Please copy every line with the string "score" from the entries below.

** EXTRACTED RECORDS follows **

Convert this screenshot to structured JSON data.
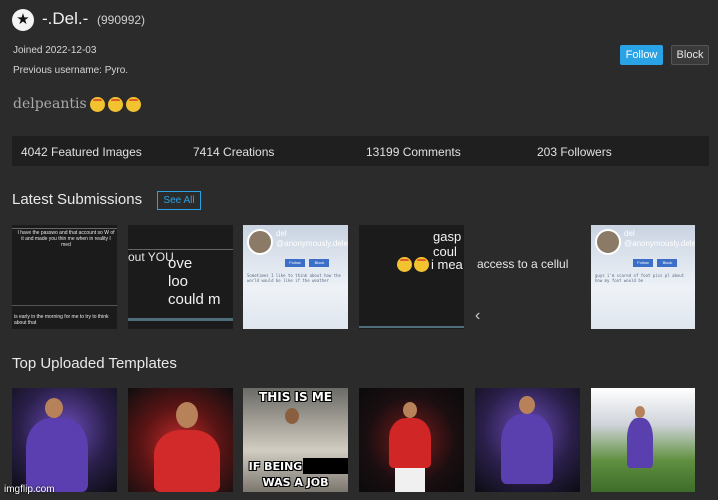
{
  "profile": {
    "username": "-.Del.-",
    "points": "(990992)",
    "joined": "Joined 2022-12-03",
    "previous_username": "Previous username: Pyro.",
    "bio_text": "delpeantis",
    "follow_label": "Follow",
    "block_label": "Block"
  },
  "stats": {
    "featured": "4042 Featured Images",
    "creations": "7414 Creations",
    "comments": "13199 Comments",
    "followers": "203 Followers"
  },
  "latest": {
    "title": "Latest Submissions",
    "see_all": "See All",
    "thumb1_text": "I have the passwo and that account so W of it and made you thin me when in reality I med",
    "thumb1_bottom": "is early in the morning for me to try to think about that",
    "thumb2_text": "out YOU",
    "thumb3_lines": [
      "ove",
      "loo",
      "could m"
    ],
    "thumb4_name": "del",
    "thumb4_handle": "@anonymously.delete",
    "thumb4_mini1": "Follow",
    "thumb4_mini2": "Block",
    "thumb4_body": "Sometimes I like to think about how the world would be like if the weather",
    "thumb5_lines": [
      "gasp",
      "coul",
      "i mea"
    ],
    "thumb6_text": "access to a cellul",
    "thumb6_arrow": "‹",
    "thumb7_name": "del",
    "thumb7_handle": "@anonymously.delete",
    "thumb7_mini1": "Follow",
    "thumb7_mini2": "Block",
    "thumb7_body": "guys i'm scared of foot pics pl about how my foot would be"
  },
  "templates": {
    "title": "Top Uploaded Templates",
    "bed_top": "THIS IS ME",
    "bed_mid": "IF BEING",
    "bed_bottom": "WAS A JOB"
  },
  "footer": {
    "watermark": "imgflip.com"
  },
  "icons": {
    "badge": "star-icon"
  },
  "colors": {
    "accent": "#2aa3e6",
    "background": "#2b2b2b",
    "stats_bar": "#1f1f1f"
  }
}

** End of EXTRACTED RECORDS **
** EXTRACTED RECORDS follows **

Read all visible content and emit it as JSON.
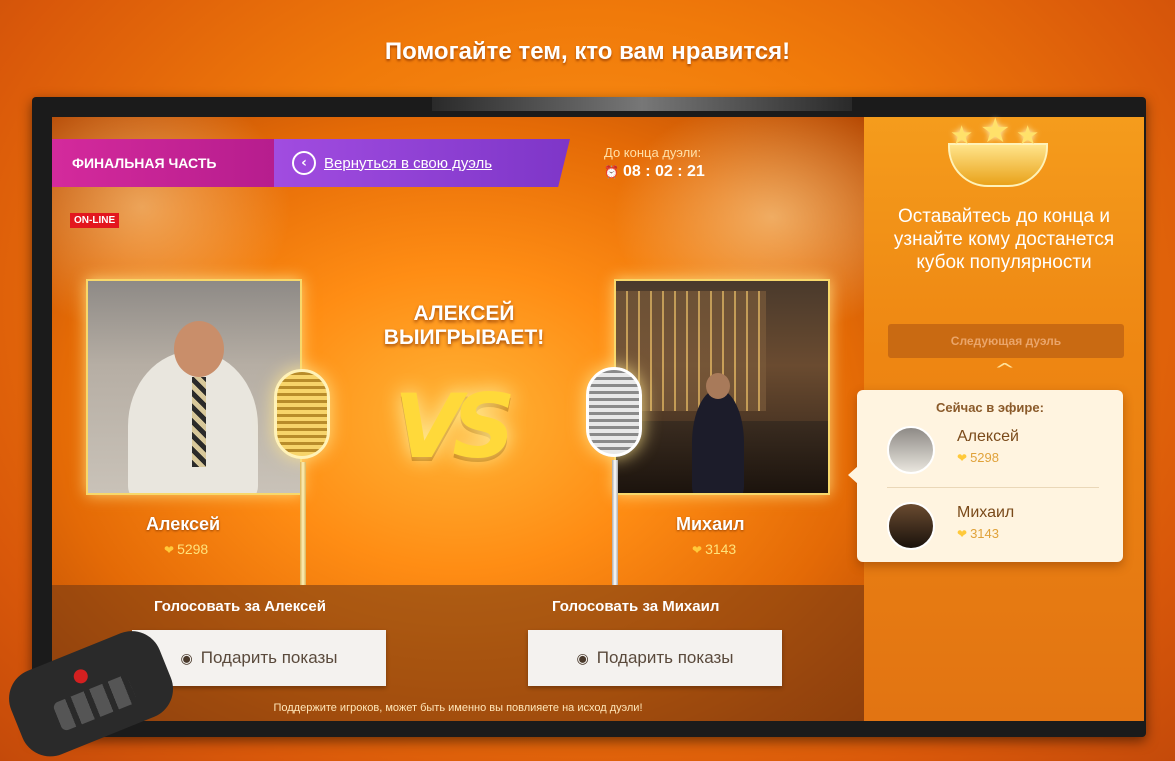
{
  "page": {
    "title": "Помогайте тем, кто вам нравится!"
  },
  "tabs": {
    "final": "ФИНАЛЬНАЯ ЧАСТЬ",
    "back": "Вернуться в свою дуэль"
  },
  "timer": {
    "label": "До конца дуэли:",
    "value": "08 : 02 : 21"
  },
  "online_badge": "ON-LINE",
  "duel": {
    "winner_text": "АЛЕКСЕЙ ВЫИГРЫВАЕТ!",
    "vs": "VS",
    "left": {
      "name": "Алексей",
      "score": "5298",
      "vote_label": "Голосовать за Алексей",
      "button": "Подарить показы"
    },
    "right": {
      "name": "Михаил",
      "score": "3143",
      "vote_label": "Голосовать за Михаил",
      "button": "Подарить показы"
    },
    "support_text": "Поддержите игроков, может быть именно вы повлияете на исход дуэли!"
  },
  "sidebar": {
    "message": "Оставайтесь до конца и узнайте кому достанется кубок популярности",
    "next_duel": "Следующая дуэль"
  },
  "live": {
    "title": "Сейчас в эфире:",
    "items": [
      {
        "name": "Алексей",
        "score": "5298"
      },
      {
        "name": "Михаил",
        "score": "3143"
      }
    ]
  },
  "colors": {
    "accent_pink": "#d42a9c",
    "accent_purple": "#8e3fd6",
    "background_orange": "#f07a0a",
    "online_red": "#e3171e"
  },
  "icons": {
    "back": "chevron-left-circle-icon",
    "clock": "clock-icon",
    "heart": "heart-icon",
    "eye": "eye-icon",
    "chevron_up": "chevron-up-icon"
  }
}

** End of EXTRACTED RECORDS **

RESPONSE =>
      "score": "5298",
      "score": "3143",
        "score": "5298"
        "score": "3143"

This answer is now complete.